TASK TO CARRY OUT ▸
All lines in the entries below that hold "支払通知金額" make up the answer.

STUDY MATERIAL ▸

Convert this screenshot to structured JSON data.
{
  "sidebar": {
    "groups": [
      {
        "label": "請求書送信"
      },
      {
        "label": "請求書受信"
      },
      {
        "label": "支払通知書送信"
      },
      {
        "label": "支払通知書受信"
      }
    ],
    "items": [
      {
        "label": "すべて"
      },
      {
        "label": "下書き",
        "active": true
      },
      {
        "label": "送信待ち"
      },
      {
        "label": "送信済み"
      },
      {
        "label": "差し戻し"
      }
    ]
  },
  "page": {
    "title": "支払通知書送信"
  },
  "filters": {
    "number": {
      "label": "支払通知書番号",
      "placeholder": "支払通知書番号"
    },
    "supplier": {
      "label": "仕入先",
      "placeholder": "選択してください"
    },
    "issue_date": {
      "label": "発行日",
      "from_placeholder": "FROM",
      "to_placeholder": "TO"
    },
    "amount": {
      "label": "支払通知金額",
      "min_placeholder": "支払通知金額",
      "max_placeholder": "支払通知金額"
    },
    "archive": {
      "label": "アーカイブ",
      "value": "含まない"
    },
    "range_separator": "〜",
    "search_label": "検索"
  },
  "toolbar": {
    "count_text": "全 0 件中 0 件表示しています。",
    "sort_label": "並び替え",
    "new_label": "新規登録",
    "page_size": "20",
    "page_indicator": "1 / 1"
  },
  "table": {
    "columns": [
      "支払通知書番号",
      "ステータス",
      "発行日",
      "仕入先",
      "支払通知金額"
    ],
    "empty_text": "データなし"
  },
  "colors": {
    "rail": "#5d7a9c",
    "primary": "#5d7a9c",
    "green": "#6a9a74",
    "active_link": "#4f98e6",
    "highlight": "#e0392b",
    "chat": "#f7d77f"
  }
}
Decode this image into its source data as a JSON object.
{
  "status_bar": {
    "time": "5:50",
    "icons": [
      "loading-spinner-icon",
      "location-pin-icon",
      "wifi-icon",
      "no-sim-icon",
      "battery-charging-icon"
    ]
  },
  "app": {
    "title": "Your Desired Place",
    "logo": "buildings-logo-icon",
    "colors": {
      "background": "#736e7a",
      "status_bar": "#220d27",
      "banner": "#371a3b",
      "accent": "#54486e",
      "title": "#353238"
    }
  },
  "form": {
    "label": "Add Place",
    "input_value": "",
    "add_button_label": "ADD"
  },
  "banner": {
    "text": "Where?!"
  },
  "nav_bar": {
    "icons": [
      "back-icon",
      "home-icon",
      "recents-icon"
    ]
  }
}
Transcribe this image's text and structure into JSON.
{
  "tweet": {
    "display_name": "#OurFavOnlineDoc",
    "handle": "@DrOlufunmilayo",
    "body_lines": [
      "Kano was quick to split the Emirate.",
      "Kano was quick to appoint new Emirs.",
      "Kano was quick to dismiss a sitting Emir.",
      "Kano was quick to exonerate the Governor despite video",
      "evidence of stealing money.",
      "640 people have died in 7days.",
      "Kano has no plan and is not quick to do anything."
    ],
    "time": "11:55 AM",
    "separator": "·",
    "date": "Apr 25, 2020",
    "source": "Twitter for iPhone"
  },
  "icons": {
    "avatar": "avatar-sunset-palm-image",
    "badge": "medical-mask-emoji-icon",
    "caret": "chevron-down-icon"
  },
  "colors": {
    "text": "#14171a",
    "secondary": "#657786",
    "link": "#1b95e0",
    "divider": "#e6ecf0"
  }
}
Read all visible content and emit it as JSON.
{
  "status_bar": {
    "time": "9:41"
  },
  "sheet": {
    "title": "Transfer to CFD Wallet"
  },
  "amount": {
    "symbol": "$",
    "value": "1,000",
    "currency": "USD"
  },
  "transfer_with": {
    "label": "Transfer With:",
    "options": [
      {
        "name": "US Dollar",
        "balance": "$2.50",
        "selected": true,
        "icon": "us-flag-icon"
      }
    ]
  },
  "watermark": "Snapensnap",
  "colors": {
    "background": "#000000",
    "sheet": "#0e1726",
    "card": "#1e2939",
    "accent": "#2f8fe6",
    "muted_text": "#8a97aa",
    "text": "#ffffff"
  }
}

SOLUTION TO THIS PROBLEM ▸
      "label": "支払通知金額",
      "min_placeholder": "支払通知金額",
      "max_placeholder": "支払通知金額"
      "支払通知金額"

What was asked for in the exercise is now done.